scorecard
  1. Home
  2. stock market
  3. news
  4. Russia is doubling down on its de-dollarization efforts as Putin calls to reduce use of 'toxic' currencies

Russia is doubling down on its de-dollarization efforts as Putin calls to reduce use of 'toxic' currencies

Jennifer Sor   

Russia is doubling down on its de-dollarization efforts as Putin calls to reduce use of 'toxic' currencies
  • Russia is pushing ahead in its drive to de-dollarize its economy, Putin said.
  • The Russian president said the use of "toxic" currencies had been slashed in half.

Russia is forging ahead with plans to phase out the US dollar, with President Vladimir Putin calling the nation to reduce its use of "toxic" currencies.

Speaking at the St. Petersburg International Economic Forum this week, the Russian president pointed to the country's declining use of Western currencies. The ruble is being utilized more in trade transactions, he added, despite the currency plunging in value in late 2023.

"Last year, the share of payments for Russian exports in the so-called 'toxic' currencies of unfriendly states halved, while the share of the ruble in export and import transactions is growing — it is approaching 40% today," Putin said at the event, per a report from Reuters. "We will increase the use of national currencies in foreign trade settlements, improve the security and efficiency of such operations, including through BRICS."

Russia will continue to ramp its use of BRICS currencies for trade, Putin added. He also introduced a handful of ambitious economic goals for Russia to meet by 2030, which included reducing imports from other countries, raising investment in fixed assets by 60%, and doubling the value of Russia's stock market.

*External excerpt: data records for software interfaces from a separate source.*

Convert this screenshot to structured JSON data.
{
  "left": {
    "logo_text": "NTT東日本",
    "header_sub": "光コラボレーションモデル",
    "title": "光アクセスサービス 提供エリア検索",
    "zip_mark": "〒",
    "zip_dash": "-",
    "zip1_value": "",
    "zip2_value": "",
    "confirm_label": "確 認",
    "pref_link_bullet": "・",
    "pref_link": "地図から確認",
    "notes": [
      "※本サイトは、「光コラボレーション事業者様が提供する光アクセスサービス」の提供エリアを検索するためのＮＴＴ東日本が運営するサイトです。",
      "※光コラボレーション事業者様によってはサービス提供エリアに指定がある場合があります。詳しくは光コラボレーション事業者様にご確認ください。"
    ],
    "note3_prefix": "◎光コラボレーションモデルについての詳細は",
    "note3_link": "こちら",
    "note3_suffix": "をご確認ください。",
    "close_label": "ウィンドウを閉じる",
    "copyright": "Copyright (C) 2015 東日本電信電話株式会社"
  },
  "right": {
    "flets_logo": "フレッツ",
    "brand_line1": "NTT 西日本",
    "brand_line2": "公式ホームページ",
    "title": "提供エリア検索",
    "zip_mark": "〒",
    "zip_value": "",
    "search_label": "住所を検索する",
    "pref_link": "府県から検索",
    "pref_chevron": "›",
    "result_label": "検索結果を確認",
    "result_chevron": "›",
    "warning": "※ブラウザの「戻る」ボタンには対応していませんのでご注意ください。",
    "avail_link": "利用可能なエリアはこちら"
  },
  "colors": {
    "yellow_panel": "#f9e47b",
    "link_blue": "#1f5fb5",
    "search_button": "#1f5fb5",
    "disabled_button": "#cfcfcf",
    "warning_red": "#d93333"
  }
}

Russia has been shifting away from the dollar since 2022, after it began its invasion of Ukraine and was subsequently hit with Western sanctions.

Putin has rebuffed many of those trade restrictions, calling key measures, like a price cap on Russian oil, "stupid," but Russia's economy is struggling to get by as it grows increasingly isolated from global markets, experts have said.

Meanwhile, economists say there's no threat to the dollar from these efforts, and it won't be displaced as the world's dominant currency anytime soon, even as more nations express a desire to move away from the currency.

The greenback has remained the top-used currency in global trade and in central bank reserves for decades. Currency experts note that it would take years to move away from the dollar, given its status as a safe-haven asset.


Popular Right Now




Advertisement